━━━ Data records ━━━

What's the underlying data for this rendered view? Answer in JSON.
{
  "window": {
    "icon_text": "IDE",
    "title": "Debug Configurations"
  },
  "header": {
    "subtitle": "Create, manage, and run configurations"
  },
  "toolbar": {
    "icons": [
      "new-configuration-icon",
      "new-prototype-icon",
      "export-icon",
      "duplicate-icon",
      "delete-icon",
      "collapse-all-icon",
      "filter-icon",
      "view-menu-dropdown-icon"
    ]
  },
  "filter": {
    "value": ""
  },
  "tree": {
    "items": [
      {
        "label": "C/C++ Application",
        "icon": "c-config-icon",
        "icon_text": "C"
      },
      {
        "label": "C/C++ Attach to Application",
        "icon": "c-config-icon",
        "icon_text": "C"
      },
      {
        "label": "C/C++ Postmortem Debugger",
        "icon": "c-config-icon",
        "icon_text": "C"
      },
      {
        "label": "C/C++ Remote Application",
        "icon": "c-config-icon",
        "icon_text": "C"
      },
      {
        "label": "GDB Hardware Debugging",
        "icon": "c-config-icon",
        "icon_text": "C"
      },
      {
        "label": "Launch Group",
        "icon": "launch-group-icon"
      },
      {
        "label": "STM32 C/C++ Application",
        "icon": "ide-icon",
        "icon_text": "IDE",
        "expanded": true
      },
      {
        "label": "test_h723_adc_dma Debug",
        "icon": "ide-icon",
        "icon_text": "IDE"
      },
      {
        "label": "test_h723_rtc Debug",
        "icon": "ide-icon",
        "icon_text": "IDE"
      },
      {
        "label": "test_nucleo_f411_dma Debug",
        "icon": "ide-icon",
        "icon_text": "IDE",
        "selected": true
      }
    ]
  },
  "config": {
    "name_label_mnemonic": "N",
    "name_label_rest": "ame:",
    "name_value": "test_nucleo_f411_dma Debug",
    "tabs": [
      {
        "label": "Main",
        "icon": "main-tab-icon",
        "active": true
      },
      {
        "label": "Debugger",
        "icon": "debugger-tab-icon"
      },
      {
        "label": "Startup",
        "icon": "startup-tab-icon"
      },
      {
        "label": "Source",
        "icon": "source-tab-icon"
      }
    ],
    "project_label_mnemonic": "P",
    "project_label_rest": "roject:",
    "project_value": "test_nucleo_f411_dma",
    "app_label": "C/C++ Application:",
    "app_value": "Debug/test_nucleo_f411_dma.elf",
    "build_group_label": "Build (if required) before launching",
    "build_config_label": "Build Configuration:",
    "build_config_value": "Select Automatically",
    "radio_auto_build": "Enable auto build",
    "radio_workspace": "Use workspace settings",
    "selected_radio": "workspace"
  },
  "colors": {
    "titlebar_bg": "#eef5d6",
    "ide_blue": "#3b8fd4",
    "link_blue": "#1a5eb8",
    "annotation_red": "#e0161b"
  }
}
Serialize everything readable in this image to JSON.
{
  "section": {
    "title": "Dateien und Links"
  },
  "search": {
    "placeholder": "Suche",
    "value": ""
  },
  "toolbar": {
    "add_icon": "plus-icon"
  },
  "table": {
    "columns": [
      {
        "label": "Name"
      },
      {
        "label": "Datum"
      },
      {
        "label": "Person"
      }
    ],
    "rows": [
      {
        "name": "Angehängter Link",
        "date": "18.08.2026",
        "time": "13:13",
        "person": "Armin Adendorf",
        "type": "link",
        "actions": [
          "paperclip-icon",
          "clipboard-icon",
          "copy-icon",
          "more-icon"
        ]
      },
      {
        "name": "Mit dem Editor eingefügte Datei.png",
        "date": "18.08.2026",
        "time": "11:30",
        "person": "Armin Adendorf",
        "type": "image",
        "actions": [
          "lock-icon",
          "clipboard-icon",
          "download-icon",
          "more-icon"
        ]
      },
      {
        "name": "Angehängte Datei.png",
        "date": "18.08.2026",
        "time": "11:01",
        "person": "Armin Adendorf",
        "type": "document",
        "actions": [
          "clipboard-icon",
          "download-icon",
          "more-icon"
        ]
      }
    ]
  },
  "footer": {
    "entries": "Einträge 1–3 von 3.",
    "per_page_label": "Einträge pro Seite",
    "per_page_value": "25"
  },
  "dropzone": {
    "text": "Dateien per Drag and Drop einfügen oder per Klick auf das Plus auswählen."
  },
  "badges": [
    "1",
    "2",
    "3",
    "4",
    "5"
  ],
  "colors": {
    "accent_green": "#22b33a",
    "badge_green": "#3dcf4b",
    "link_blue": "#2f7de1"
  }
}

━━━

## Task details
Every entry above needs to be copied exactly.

## Answer space
What's the underlying data for this rendered view? Answer in JSON.
{
  "window": {
    "icon_text": "IDE",
    "title": "Debug Configurations"
  },
  "header": {
    "subtitle": "Create, manage, and run configurations"
  },
  "toolbar": {
    "icons": [
      "new-configuration-icon",
      "new-prototype-icon",
      "export-icon",
      "duplicate-icon",
      "delete-icon",
      "collapse-all-icon",
      "filter-icon",
      "view-menu-dropdown-icon"
    ]
  },
  "filter": {
    "value": ""
  },
  "tree": {
    "items": [
      {
        "label": "C/C++ Application",
        "icon": "c-config-icon",
        "icon_text": "C"
      },
      {
        "label": "C/C++ Attach to Application",
        "icon": "c-config-icon",
        "icon_text": "C"
      },
      {
        "label": "C/C++ Postmortem Debugger",
        "icon": "c-config-icon",
        "icon_text": "C"
      },
      {
        "label": "C/C++ Remote Application",
        "icon": "c-config-icon",
        "icon_text": "C"
      },
      {
        "label": "GDB Hardware Debugging",
        "icon": "c-config-icon",
        "icon_text": "C"
      },
      {
        "label": "Launch Group",
        "icon": "launch-group-icon"
      },
      {
        "label": "STM32 C/C++ Application",
        "icon": "ide-icon",
        "icon_text": "IDE",
        "expanded": true
      },
      {
        "label": "test_h723_adc_dma Debug",
        "icon": "ide-icon",
        "icon_text": "IDE"
      },
      {
        "label": "test_h723_rtc Debug",
        "icon": "ide-icon",
        "icon_text": "IDE"
      },
      {
        "label": "test_nucleo_f411_dma Debug",
        "icon": "ide-icon",
        "icon_text": "IDE",
        "selected": true
      }
    ]
  },
  "config": {
    "name_label_mnemonic": "N",
    "name_label_rest": "ame:",
    "name_value": "test_nucleo_f411_dma Debug",
    "tabs": [
      {
        "label": "Main",
        "icon": "main-tab-icon",
        "active": true
      },
      {
        "label": "Debugger",
        "icon": "debugger-tab-icon"
      },
      {
        "label": "Startup",
        "icon": "startup-tab-icon"
      },
      {
        "label": "Source",
        "icon": "source-tab-icon"
      }
    ],
    "project_label_mnemonic": "P",
    "project_label_rest": "roject:",
    "project_value": "test_nucleo_f411_dma",
    "app_label": "C/C++ Application:",
    "app_value": "Debug/test_nucleo_f411_dma.elf",
    "build_group_label": "Build (if required) before launching",
    "build_config_label": "Build Configuration:",
    "build_config_value": "Select Automatically",
    "radio_auto_build": "Enable auto build",
    "radio_workspace": "Use workspace settings",
    "selected_radio": "workspace"
  },
  "colors": {
    "titlebar_bg": "#eef5d6",
    "ide_blue": "#3b8fd4",
    "link_blue": "#1a5eb8",
    "annotation_red": "#e0161b"
  }
}
Serialize everything readable in this image to JSON.
{
  "section": {
    "title": "Dateien und Links"
  },
  "search": {
    "placeholder": "Suche",
    "value": ""
  },
  "toolbar": {
    "add_icon": "plus-icon"
  },
  "table": {
    "columns": [
      {
        "label": "Name"
      },
      {
        "label": "Datum"
      },
      {
        "label": "Person"
      }
    ],
    "rows": [
      {
        "name": "Angehängter Link",
        "date": "18.08.2026",
        "time": "13:13",
        "person": "Armin Adendorf",
        "type": "link",
        "actions": [
          "paperclip-icon",
          "clipboard-icon",
          "copy-icon",
          "more-icon"
        ]
      },
      {
        "name": "Mit dem Editor eingefügte Datei.png",
        "date": "18.08.2026",
        "time": "11:30",
        "person": "Armin Adendorf",
        "type": "image",
        "actions": [
          "lock-icon",
          "clipboard-icon",
          "download-icon",
          "more-icon"
        ]
      },
      {
        "name": "Angehängte Datei.png",
        "date": "18.08.2026",
        "time": "11:01",
        "person": "Armin Adendorf",
        "type": "document",
        "actions": [
          "clipboard-icon",
          "download-icon",
          "more-icon"
        ]
      }
    ]
  },
  "footer": {
    "entries": "Einträge 1–3 von 3.",
    "per_page_label": "Einträge pro Seite",
    "per_page_value": "25"
  },
  "dropzone": {
    "text": "Dateien per Drag and Drop einfügen oder per Klick auf das Plus auswählen."
  },
  "badges": [
    "1",
    "2",
    "3",
    "4",
    "5"
  ],
  "colors": {
    "accent_green": "#22b33a",
    "badge_green": "#3dcf4b",
    "link_blue": "#2f7de1"
  }
}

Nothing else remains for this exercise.